**Your assignment**:
Scan the records below. List lines holding "JSON".

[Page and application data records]
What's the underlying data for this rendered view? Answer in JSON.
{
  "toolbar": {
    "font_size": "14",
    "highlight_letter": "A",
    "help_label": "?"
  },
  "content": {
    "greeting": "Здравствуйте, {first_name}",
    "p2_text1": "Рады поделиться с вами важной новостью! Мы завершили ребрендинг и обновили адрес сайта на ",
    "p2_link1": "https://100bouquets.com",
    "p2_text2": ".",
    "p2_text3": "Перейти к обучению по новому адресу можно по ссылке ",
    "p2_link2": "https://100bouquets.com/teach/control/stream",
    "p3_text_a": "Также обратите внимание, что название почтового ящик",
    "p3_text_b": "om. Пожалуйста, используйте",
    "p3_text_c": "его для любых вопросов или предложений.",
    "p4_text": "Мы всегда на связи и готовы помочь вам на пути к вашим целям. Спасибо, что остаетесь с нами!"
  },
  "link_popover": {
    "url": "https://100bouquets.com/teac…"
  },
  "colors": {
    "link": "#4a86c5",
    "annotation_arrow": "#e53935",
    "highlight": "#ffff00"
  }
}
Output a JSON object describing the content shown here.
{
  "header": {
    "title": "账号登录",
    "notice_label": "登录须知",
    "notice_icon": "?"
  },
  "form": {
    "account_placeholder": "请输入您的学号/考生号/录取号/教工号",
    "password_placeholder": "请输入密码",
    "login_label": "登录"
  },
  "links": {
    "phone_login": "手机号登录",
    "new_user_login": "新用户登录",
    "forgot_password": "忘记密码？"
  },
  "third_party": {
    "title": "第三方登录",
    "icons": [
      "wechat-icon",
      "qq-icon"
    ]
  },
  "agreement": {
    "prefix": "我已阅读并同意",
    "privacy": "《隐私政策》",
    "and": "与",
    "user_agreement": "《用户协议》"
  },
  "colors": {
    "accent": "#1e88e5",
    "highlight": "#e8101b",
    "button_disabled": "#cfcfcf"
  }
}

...

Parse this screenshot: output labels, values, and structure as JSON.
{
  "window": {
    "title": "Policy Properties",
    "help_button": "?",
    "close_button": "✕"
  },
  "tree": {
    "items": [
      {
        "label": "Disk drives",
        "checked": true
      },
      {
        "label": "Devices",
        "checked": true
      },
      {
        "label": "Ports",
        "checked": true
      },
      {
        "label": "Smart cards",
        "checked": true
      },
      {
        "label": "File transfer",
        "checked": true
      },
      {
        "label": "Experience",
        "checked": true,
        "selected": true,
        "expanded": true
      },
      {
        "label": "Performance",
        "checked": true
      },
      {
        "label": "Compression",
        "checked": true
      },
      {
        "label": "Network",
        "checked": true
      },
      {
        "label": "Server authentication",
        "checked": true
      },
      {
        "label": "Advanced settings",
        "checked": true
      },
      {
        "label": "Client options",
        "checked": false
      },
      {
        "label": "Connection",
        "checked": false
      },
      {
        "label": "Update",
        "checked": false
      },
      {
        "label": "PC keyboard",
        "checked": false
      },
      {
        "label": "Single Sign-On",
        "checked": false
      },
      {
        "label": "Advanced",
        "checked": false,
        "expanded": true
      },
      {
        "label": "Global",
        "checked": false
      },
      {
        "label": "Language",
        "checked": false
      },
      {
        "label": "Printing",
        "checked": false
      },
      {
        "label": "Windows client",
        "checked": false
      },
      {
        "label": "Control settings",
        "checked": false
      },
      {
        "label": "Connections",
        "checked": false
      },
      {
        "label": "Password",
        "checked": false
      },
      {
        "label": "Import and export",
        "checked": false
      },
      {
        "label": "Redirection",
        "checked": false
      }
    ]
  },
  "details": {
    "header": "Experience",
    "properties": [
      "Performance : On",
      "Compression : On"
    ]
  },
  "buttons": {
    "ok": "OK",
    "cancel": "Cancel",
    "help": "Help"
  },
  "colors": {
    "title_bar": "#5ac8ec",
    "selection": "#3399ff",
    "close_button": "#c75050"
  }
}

**Output for this exercise**:
What's the underlying data for this rendered view? Answer in JSON.
Output a JSON object describing the content shown here.
Parse this screenshot: output labels, values, and structure as JSON.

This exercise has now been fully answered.